All suffering will only harden or embitter the heart unless it is accepted with grace and resignation and utilized as an awakener to real values. Suffering will haunt us again and again in numberless ways, unless we give up the illusion of separateness arising out of false identification with the body or the ego-mind.

And true joy will evade us again and again, unless we get firmly established in the imperishable sweetness (ananda) of Life Eternal, which admits no divisions and accepts no limitations.

Be disciples of this Life Divine which vibrates eternally in one and all!, p3203
Nov, 1952; Rath (Hamirpur District)

Our Ills and Our Remedies (Part 1 of 2)- Spiritual understanding

In the world of quiet speculation, as well as in the world of surging political activity, or individual striving, men are desperately trying to remedy the many ills to which humanity is heir. All our creeds and faiths, all our parties and “isms” are so many practical solutions offered toward this purpose. But, though good in their intention and starting point, they often create confusion and chaos instead of solutions, because they lose sight of the inescapable truth that all external organization is doomed to failure unless it is implemented by inner spiritual transformation of the individual. I am, therefore, not concerned with parties, creeds and “isms,” but only with those fundamental values which must be wholeheartedly and universally accepted, if humanity is to be truly saved.

I am equally concerned with the saint and the sinner, the small and the great, the rich and the poor, the ignorant and the wise, the East and the West. For them all, the one remedy of remedies which is recommended is spiritual understanding, which at once includes and supersedes all other forms of knowledge. It inevitably precipitates the blending of theory and practice, for it is as much of the heart as of the mind. When understanding is our law, we have love which is imperishable, and action which is dynamically creative – love without entanglement, and action without attachment to results., p3203
Nov, 1952; Rath (Hamirpur District)

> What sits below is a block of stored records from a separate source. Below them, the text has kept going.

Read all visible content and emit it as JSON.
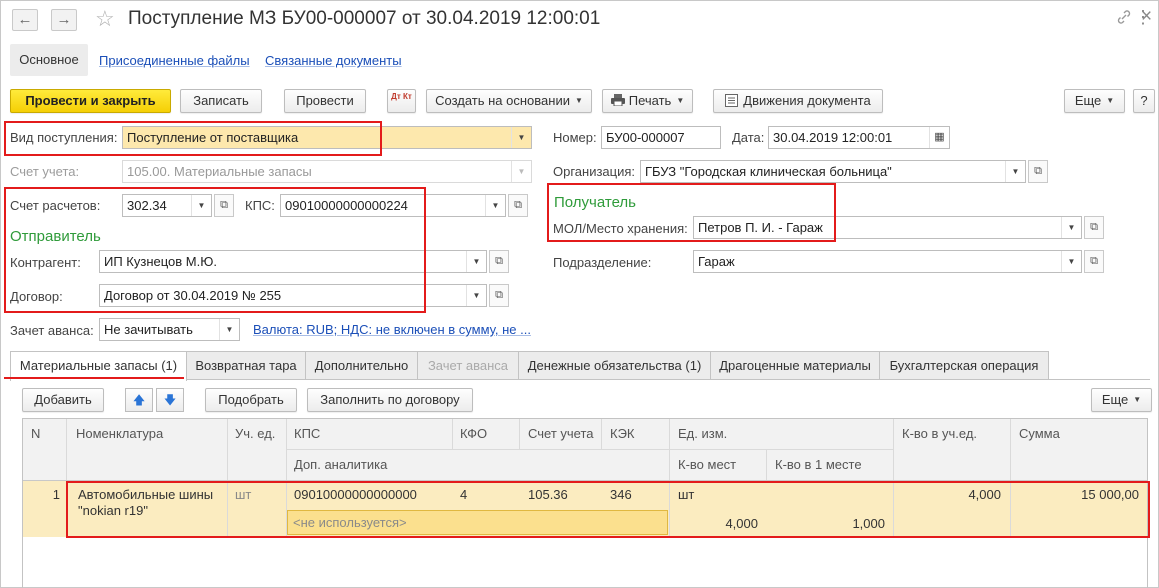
{
  "window": {
    "title": "Поступление МЗ БУ00-000007 от 30.04.2019 12:00:01",
    "back": "←",
    "forward": "→",
    "star": "☆",
    "link_glyph": "🔗",
    "more_glyph": "⋮",
    "close_glyph": "×"
  },
  "top_tabs": {
    "main": "Основное",
    "attached_files": "Присоединенные файлы",
    "related_docs": "Связанные документы"
  },
  "toolbar": {
    "post_and_close": "Провести и закрыть",
    "save": "Записать",
    "post": "Провести",
    "dt_kt": "Дт Кт",
    "create_based_on": "Создать на основании",
    "print": "Печать",
    "movements": "Движения документа",
    "more": "Еще",
    "help": "?"
  },
  "form": {
    "receipt_type_label": "Вид поступления:",
    "receipt_type_value": "Поступление от поставщика",
    "account_label": "Счет учета:",
    "account_value": "105.00. Материальные запасы",
    "settlement_label": "Счет расчетов:",
    "settlement_value": "302.34",
    "kps_label": "КПС:",
    "kps_value": "09010000000000224",
    "sender_heading": "Отправитель",
    "counterparty_label": "Контрагент:",
    "counterparty_value": "ИП Кузнецов М.Ю.",
    "contract_label": "Договор:",
    "contract_value": "Договор от 30.04.2019 № 255",
    "advance_label": "Зачет аванса:",
    "advance_value": "Не зачитывать",
    "currency_link": "Валюта: RUB; НДС: не включен в сумму, не ...",
    "number_label": "Номер:",
    "number_value": "БУ00-000007",
    "date_label": "Дата:",
    "date_value": "30.04.2019 12:00:01",
    "org_label": "Организация:",
    "org_value": "ГБУЗ \"Городская клиническая больница\"",
    "recipient_heading": "Получатель",
    "mol_label": "МОЛ/Место хранения:",
    "mol_value": "Петров П. И. - Гараж",
    "division_label": "Подразделение:",
    "division_value": "Гараж"
  },
  "tabs": [
    {
      "label": "Материальные запасы (1)"
    },
    {
      "label": "Возвратная тара"
    },
    {
      "label": "Дополнительно"
    },
    {
      "label": "Зачет аванса"
    },
    {
      "label": "Денежные обязательства (1)"
    },
    {
      "label": "Драгоценные материалы"
    },
    {
      "label": "Бухгалтерская операция"
    }
  ],
  "table_toolbar": {
    "add": "Добавить",
    "up": "🡅",
    "down": "🡇",
    "pick": "Подобрать",
    "fill_by_contract": "Заполнить по договору",
    "more": "Еще"
  },
  "table": {
    "headers": {
      "n": "N",
      "nomenclature": "Номенклатура",
      "unit": "Уч. ед.",
      "kps": "КПС",
      "kfo": "КФО",
      "account": "Счет учета",
      "kek": "КЭК",
      "measure": "Ед. изм.",
      "qty_unit": "К-во в уч.ед.",
      "sum": "Сумма",
      "extra_analytics": "Доп. аналитика",
      "places": "К-во мест",
      "per_place": "К-во в 1 месте"
    },
    "rows": [
      {
        "n": "1",
        "nomenclature_line1": "Автомобильные шины",
        "nomenclature_line2": "\"nokian r19\"",
        "unit": "шт",
        "kps": "09010000000000000",
        "kfo": "4",
        "account": "105.36",
        "kek": "346",
        "measure": "шт",
        "qty_unit": "4,000",
        "sum": "15 000,00",
        "extra_analytics": "<не используется>",
        "places": "4,000",
        "per_place": "1,000"
      }
    ]
  },
  "colors": {
    "accent_yellow": "#f5cf05",
    "highlight_red": "#e31b1b",
    "heading_green": "#2f9b3a",
    "link_blue": "#1b4fb8",
    "selected_row": "#fbecc0"
  }
}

“Do not leave room for the mind to play its tricks”

Neurgaonkar informed Baba about his resolve to observe silence for several days. He asked Baba whether, during that period, he could make exceptions by speaking only about God. Baba did not approve of this and stated:

Silence means silence. If you want to observe it, observe it thoroughly. Do not leave room for the mind to play its tricks. Mind always creates obstacles in your one-pointed resolve. Its ways are very elusive. In the beginning, you will speak about God or spirituality, but in the guise of this desire, mind will soon make you feel fed up with your silence. Then, indirectly, you will go on expecting others to come to you and converse with you about God. It is not impossible for the tricky nature of the mind to induce you into creating such situations.

While observing silence, let the mind remain silent. It is this silence for which the outward silence is to be helpful. We see many dumb children, but of what avail is their silence? Put your heart and soul in your anticipated meditation and observance of silence and I am there – there in you – to help., p4651
Apr, 1960; Guruprasad

Adversities provide an opportunity of acquiring forbearance and fortitude

Do not get disheartened or alarmed when adversity, calamity or misfortunes pour upon you. Thank God, for thereby He has given you the opportunity of acquiring forbearance and fortitude. One who has acquired the power of bearing with adversity can easily enter upon the spiritual path., p1840
May, 1937; Nasik